The handkerchief was specifically selected as the background for the message because it is used to dry the tears of those mourning the loss of a loved one.
On May 5, 2018 the Holy Cross Sisters of Utah invited the associates, who are lay people associated with the Holy Cross Sisters, to join the project. They selected the theme “Bordados for peace and memory.”
In addition to Sr. Veronica, the Associate Leadership Team is comprised of Holy Cross Sisters Catherine Kamphaus, associate superintendent of Utah Catholic Schools and Sr. Genevra Rolf, who is retired; Kandie Brinkman, Jakie Capella and Mary Beth Vogel-Ferguson.

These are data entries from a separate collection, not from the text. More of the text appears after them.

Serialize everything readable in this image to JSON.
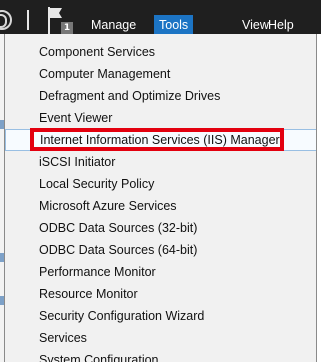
{
  "toolbar": {
    "notification_count": "1",
    "menus": [
      "Manage",
      "Tools",
      "View",
      "Help"
    ],
    "active_menu": "Tools"
  },
  "tools_menu": {
    "items": [
      "Component Services",
      "Computer Management",
      "Defragment and Optimize Drives",
      "Event Viewer",
      "Internet Information Services (IIS) Manager",
      "iSCSI Initiator",
      "Local Security Policy",
      "Microsoft Azure Services",
      "ODBC Data Sources (32-bit)",
      "ODBC Data Sources (64-bit)",
      "Performance Monitor",
      "Resource Monitor",
      "Security Configuration Wizard",
      "Services",
      "System Configuration"
    ],
    "selected_item": "Internet Information Services (IIS) Manager"
  },
  "colors": {
    "toolbar_bg": "#1f1f1f",
    "active_menu_bg": "#1c74c4",
    "highlight_box": "#e3000f",
    "menu_bg": "#f1f1f1"
  }
}
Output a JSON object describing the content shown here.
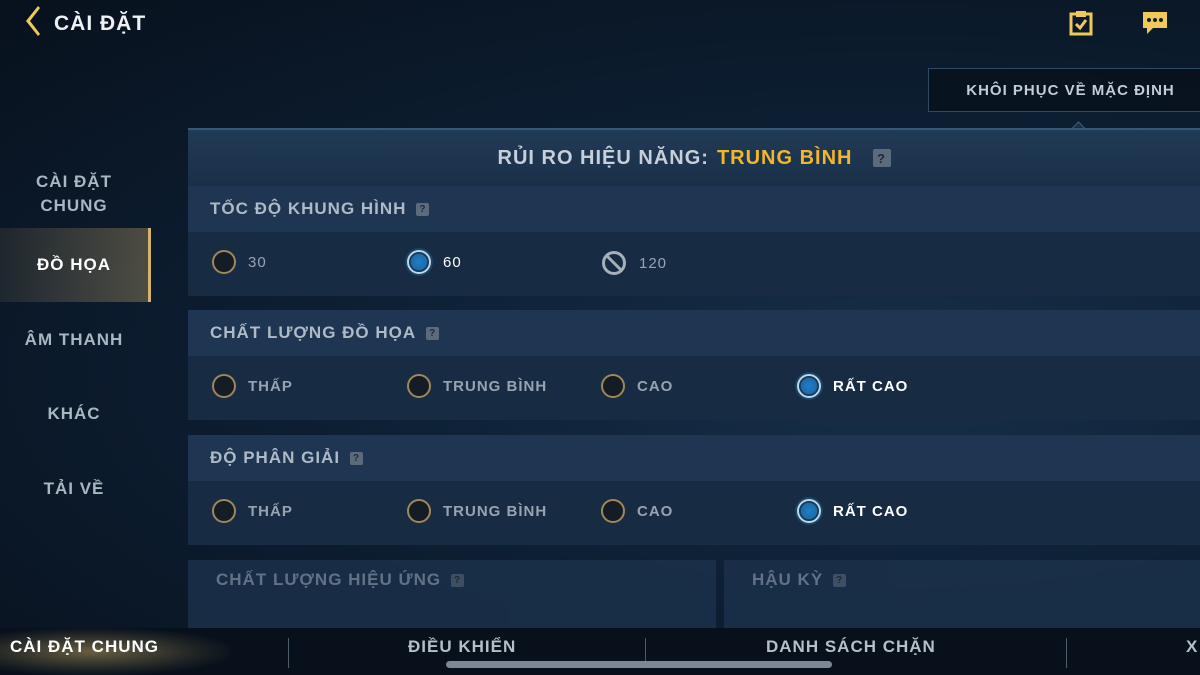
{
  "header": {
    "title": "CÀI ĐẶT",
    "icons": [
      "back-arrow-icon",
      "checklist-icon",
      "chat-icon"
    ],
    "reset_label": "KHÔI PHỤC VỀ MẶC ĐỊNH"
  },
  "sidebar": {
    "items": [
      {
        "label": "CÀI ĐẶT\nCHUNG",
        "active": false
      },
      {
        "label": "ĐỒ HỌA",
        "active": true
      },
      {
        "label": "ÂM THANH",
        "active": false
      },
      {
        "label": "KHÁC",
        "active": false
      },
      {
        "label": "TẢI VỀ",
        "active": false
      }
    ]
  },
  "risk": {
    "label": "RỦI RO HIỆU NĂNG:",
    "value": "TRUNG BÌNH",
    "help": "?"
  },
  "sections": {
    "frame_rate": {
      "title": "TỐC ĐỘ KHUNG HÌNH",
      "help": "?",
      "options": [
        "30",
        "60",
        "120"
      ],
      "selected": "60",
      "disabled": [
        "120"
      ]
    },
    "graphics_quality": {
      "title": "CHẤT LƯỢNG ĐỒ HỌA",
      "help": "?",
      "options": [
        "THẤP",
        "TRUNG BÌNH",
        "CAO",
        "RẤT CAO"
      ],
      "selected": "RẤT CAO"
    },
    "resolution": {
      "title": "ĐỘ PHÂN GIẢI",
      "help": "?",
      "options": [
        "THẤP",
        "TRUNG BÌNH",
        "CAO",
        "RẤT CAO"
      ],
      "selected": "RẤT CAO"
    },
    "effects_quality": {
      "title": "CHẤT LƯỢNG HIỆU ỨNG",
      "help": "?"
    },
    "post_processing": {
      "title": "HẬU KỲ",
      "help": "?"
    }
  },
  "bottom_tabs": [
    {
      "label": "CÀI ĐẶT CHUNG",
      "active": true
    },
    {
      "label": "ĐIỀU KHIỂN",
      "active": false
    },
    {
      "label": "DANH SÁCH CHẶN",
      "active": false
    },
    {
      "label": "X",
      "active": false
    }
  ],
  "colors": {
    "accent_gold": "#f0b72e",
    "active_border": "#d4b46a",
    "radio_selected": "#1d7fc9"
  }
}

Other Utah Holy Cross Associates participating include Bertha Soto, Cate O’Hare Adams, Clara Brennan, Debby Carapezza, Edna Pitore, Emmie Gardner, Esperanza Arias, Ethel Clark, Jean Spicer, Judy Shupe, Kay Hamilton, Marco Gutierrez, Margarita Vizcarra, Maribel Cortez and Maribel Real.
Some of the embroidered pieces already have been completed; others are still in process.
“When we finish them, we send them back to James, and she delivers them to Fuentes Rojas in Mexico,” Sr. Veronica said.
All the embroidered handkerchiefs will be displayed in May in Coyoacan, a plaza in Mexico City.
Each piece will be numbered and also include the total number of pieces made up to that date.
One of Sr. Veronica’s pieces reads in Spanish: “In a place known as the ‘Rincon,’ in a remote area that takes you to Escondida, an incinerated body was found. Tepic Nayarit, February 28, 2012. 2,761/150,000.”
Another reads: “An armed group killed three men and hurt a woman and a child in a workshop located in Olivia Espinoza, Juarez City, in Chihuahua.”
“With every stitch we remember these victims,” Sr. Veronica said.
From 2012-2018 Mexico’s National Institute of Statistics, Geography, and Information (INEGI) reported 139,758 intentional homicides, an average of over 23,293 people per year, more than 55 people per day, or just over two people every hour. “No other country in the Western Hemisphere had seen such a large increase either in its homicide rate or in the absolute number of homicides,” according to the INEGI web page.
In the 2018 fiscal year, 283 deaths were registered by the U.S. Border Patrol, according to the Pew Hispanic Center. In the past 10 years alone, some 2,000 migrants — men, women, children and the elderly – have died this way.
A 2017 joint report from the National Women’s Institute in Mexico and the UN Women highlighted the increase of feminicides, from an annual rate of 3.8 per 100,000 women in 1985 to 4.6 in 2016. The National Citizen Observatory on Feminicide (Obervatorio Nacional contra el Femicidio) released figures that there were 800 feminicides between January and June 2017.